WHAT IS EXPECTED:
Locate the string "time" throughout the material and copy every line in which it occurs.

DATA SUPPLIED:
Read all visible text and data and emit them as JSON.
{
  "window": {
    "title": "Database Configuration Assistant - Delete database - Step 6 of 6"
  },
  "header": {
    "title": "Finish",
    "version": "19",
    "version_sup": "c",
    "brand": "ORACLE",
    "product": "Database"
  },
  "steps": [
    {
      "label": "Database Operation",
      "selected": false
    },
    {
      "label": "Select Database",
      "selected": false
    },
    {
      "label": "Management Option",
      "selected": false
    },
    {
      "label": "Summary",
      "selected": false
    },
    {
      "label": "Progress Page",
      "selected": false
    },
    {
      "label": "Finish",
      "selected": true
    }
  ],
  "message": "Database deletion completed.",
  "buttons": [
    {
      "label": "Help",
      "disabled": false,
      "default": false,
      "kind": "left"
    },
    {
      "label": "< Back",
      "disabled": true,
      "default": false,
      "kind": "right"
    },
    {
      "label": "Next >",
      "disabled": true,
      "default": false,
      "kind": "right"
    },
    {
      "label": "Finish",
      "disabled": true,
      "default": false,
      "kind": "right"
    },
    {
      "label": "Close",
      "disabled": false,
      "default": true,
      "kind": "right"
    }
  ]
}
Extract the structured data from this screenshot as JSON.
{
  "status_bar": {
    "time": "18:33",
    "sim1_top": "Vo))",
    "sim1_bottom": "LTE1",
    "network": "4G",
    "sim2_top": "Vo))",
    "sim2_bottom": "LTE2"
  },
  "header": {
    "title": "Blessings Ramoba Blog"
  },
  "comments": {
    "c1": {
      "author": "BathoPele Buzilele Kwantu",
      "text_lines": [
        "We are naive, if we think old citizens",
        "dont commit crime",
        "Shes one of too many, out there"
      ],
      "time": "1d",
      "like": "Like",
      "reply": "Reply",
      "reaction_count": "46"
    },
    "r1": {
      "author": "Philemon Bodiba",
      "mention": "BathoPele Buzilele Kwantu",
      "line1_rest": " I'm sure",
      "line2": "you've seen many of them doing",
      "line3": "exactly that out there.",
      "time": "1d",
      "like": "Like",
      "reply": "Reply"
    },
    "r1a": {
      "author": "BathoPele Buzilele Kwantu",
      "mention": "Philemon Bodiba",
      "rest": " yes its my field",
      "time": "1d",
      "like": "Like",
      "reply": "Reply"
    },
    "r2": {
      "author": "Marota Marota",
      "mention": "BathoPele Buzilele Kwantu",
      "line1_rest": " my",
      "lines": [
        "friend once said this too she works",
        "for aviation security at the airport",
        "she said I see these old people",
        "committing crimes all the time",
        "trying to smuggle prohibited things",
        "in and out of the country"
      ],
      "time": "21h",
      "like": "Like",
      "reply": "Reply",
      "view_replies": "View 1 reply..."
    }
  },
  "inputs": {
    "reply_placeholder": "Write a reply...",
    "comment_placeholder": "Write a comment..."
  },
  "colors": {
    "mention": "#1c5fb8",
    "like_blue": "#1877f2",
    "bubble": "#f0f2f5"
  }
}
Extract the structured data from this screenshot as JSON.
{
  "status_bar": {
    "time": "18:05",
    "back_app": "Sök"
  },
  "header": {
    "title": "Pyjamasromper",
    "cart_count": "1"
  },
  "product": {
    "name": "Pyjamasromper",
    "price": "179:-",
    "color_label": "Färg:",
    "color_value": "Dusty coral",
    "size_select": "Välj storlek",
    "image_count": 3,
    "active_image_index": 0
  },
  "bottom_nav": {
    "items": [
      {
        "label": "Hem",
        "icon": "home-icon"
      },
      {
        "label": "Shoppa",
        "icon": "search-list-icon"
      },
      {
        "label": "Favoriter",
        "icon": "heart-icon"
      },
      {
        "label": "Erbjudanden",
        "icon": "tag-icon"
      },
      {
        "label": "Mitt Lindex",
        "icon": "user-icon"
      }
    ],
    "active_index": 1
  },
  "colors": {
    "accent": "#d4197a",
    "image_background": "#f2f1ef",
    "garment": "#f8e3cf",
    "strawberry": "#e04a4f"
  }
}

OUTPUT:
    "time": "18:33",
      "time": "1d",
      "time": "1d",
      "time": "1d",
        "committing crimes all the time",
      "time": "21h",
    "time": "18:05",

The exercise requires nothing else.